A Pattern of Islands, Arthur Grimble, 1952
- Kiribati, #1
- Borrowed from SF library
- Read November 2016
- Rating: 3/5
- Recommended for: colonial apologists
It would have been nice, on principle, to have found a different book to represent Kiribati for my list. Arthur Grimble, the author of A Pattern of Islands, was born and raised in England, and came to Kiribati (then the Gilbert and Ellice Islands) as an employee of the British Empire. He lived in the country for nearly twenty years, but still, this book falls squarely into the Memoirs by Europeans of Their Years Abroad genre that I said I wasn’t going to read anymore (at least not for this project). However, given that a British civil servant is obviously not the ideal candidate to be the voice of Kiribati, this turned out to be a pretty good selection. I like Arthur Grimble and his book. He’s humble and self-deprecating in a way that feels true and unforced; he’s appropriately respectful of the culture he’s portraying; and he seems to have made every effort to assimilate into that culture as much as possible. He was adopted by an elder on the island where he lived, taught to recite his new family’s lineage in the oral tradition of their ancestors, and was permitted to be ritually tattooed as part of his initiation into I-Kiribati society. So he gets my seal of approval, I guess, and I certainly feel better about this than I did about my Tuvalu selection.
I am continuously bemoaning the fact that I am so behind on blogging, and that I’m so bad at taking notes, which results in me writing about books weeks or months after returning them to the library, and having to base my review on my increasingly faulty memory. But this method does offer a certain sort of clarity: the episodes and themes that stand out in my mind, though they may not be the author’s intended focus, are revealing in themselves. This book, which was essentially a collection of episodes from Grimble’s life in Kiribati, lends itself especially to clear but unconnected memories of particular anecdotes.
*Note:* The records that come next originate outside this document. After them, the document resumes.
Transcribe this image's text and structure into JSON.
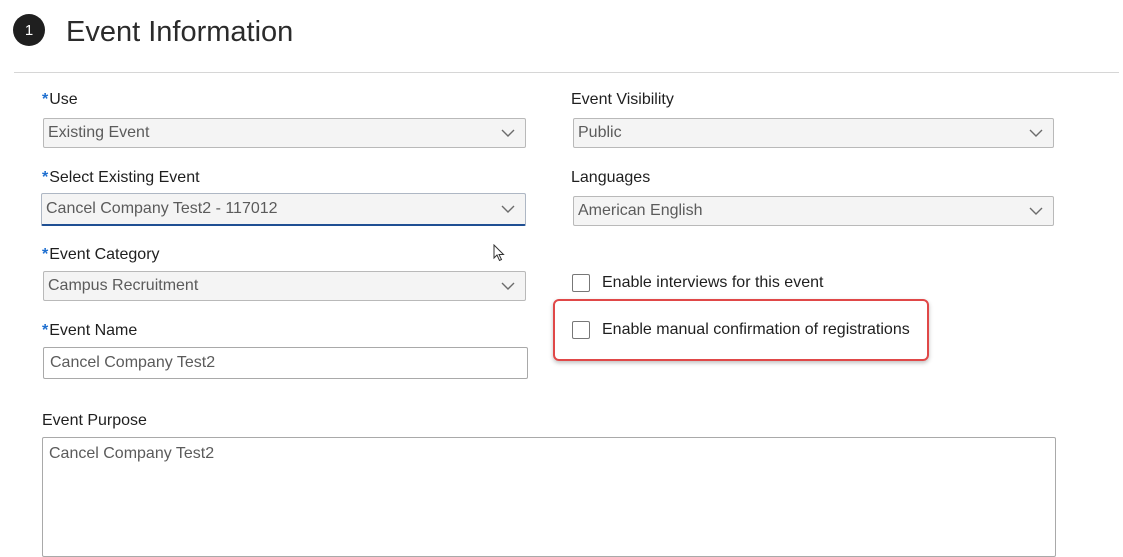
{
  "section": {
    "step_number": "1",
    "title": "Event Information"
  },
  "fields": {
    "use": {
      "required_mark": "*",
      "label": "Use",
      "value": "Existing Event"
    },
    "select_existing_event": {
      "required_mark": "*",
      "label": "Select Existing Event",
      "value": "Cancel Company Test2 - 117012"
    },
    "event_category": {
      "required_mark": "*",
      "label": "Event Category",
      "value": "Campus Recruitment"
    },
    "event_name": {
      "required_mark": "*",
      "label": "Event Name",
      "value": "Cancel Company Test2"
    },
    "event_visibility": {
      "label": "Event Visibility",
      "value": "Public"
    },
    "languages": {
      "label": "Languages",
      "value": "American English"
    },
    "event_purpose": {
      "label": "Event Purpose",
      "value": "Cancel Company Test2"
    }
  },
  "checkboxes": {
    "enable_interviews": {
      "label": "Enable interviews for this event",
      "checked": false
    },
    "enable_manual_confirmation": {
      "label": "Enable manual confirmation of registrations",
      "checked": false
    }
  },
  "colors": {
    "required": "#1e6fd0",
    "focus_underline": "#1f4f93",
    "highlight": "#e04848"
  }
}
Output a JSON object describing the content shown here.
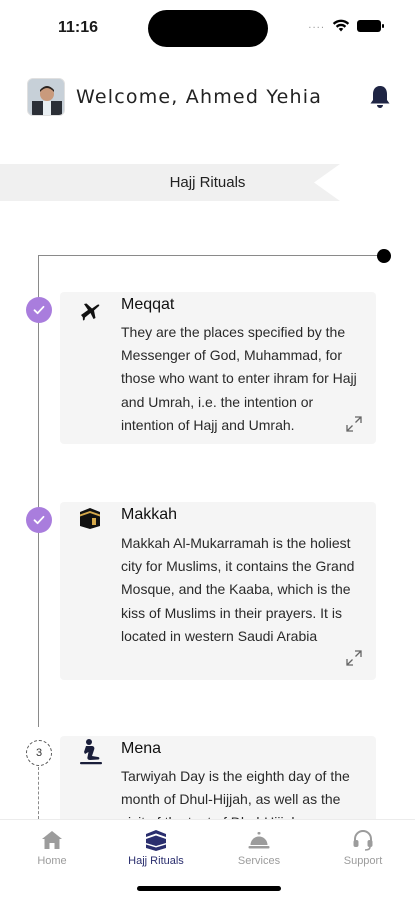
{
  "status_bar": {
    "time": "11:16",
    "signal_dots": "....",
    "wifi_icon": "wifi-icon",
    "battery_icon": "battery-icon"
  },
  "header": {
    "welcome_text": "Welcome, Ahmed Yehia",
    "avatar_icon": "user-avatar",
    "bell_icon": "bell-icon"
  },
  "page_title": "Hajj Rituals",
  "steps": [
    {
      "status": "completed",
      "icon": "airplane-icon",
      "title": "Meqqat",
      "description": "They are the places specified by the Messenger of God, Muhammad, for those who want to enter ihram for Hajj and Umrah, i.e. the intention or intention of Hajj and Umrah."
    },
    {
      "status": "completed",
      "icon": "kaaba-icon",
      "title": "Makkah",
      "description": "Makkah Al-Mukarramah is the holiest city for Muslims, it contains the Grand Mosque, and the Kaaba, which is the kiss of Muslims in their prayers. It is located in western Saudi Arabia"
    },
    {
      "status": "pending",
      "number": "3",
      "icon": "praying-person-icon",
      "title": "Mena",
      "description": "Tarwiyah Day is the eighth day of the month of Dhul-Hijjah, as well as the visit of the tent of Dhul-Hijjah"
    }
  ],
  "bottom_nav": [
    {
      "label": "Home",
      "icon": "home-icon",
      "active": false
    },
    {
      "label": "Hajj Rituals",
      "icon": "kaaba-icon",
      "active": true
    },
    {
      "label": "Services",
      "icon": "service-bell-icon",
      "active": false
    },
    {
      "label": "Support",
      "icon": "headset-icon",
      "active": false
    }
  ],
  "colors": {
    "accent_purple": "#a97ddd",
    "active_nav": "#2a2e6e",
    "inactive_nav": "#9c9c9c",
    "card_bg": "#f5f5f5"
  }
}
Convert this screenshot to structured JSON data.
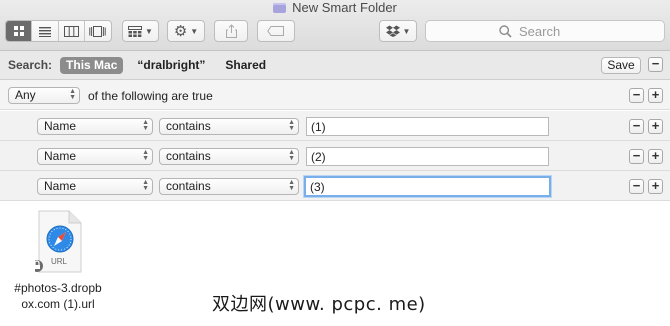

Some of these are funny, like Grimble’s account of receiving the incredibly painful full-body tattoos that marked his initiation into his adopted village. He was not allowed to cry out or complain, but instead had to say things like, “This doesn’t hurt at all!” and “I can barely feel anything.” Two girls from the village were assigned to wail and scream to give voice to the pain he wasn’t allowed to express, so that the more he said, “Oh, this doesn’t hurt!” the more dramatically they cried and thrashed around.
Other stories are sad, and sadly all too familiar at this point in my exploration of the literature of colonized nations. Grimble writes with great disapproval about the intrusions of missionaries and colonial government bent on destroying traditions they find unacceptable. One such tradition is the keeping of the skulls of ancestors; to the i-Kiribati these skulls represent the people themselves, and can be conversed with and consulted in times of difficulty. I remember an affecting scene wherein one of Grimble’s friends, knowing that in the morning his sacred ground with its family skulls will be destroyed, sits up all night talking to his father’s skull, preparing to say goodbye for the last time.
Grimble has a deft touch when discussing such cultural differences and traditions. He often presents himself as an arrogant skeptic when confronted with traditions that he doesn’t understand, and his skepticism is always proven unfounded, leaving him the butt of the joke and letting the readers draw their own conclusions. Some standout episodes include the time he insists on investigating the path to a remote point of an island, where souls are said to depart for the land of the dead. Grimble, in the best British tradition, scoffs at such superstition, and insists on being taken there, despite his guide’s fear and reluctance. On the way back he sees an old man walking along the road and hails him, but the man doesn’t respond; it becomes clear later that the man was a ghost.
There are many other stories with no rational explanation. The i-Kiribati hunt dolphins, for instance, by calling to them to invite them to a feast, after which dolphins beach themselves in great numbers on the shore and the people simply club them and butcher them. Or there is the time Grimble’s wife is close to death with a fever and a difficult labor, and a convict, released temporarily to help with the birth, saves her via prolonged magical humming.
The same convict is the star of another amazing story: he swims through a ring of circling tiger sharks to get help for a foundering boat. Swimming with tiger sharks is a recurring theme in the book; the i-Kiribati make a game of fighting sharks in the water. The trick, apparently, is to swim straight at them, which frightens them. If you hold still or, god forbid, try to swim away, you’re shark bait. Another fun game played by i-Kiribati teenagers is using themselves as bait to catch octopuses (you may think that should be “octopi” but I can assure you from personal experience that the term preferred by biologists is “octopuses”). One persons swims down in front of the octopus’s lair and when the octopus wraps its arms around him, the other person dives down and brings both the octopus and its intended victim to the surface. It’s a dangerous game because octopuses are perfectly capable of holding a person underwater until they drown, but the boys that Grimble meets in Kiribati see it as a wonderful lark.
The book is full of stories like this. The story does drag occasionally, being less of a narrative than a collection of episodes and observations strung together in roughly chronological order, but it is worth reading for its many memorable moments and the window it provides into a little-known culture, and could also provide a much-needed template for how to write a respectful memoir of time spent in a foreign culture.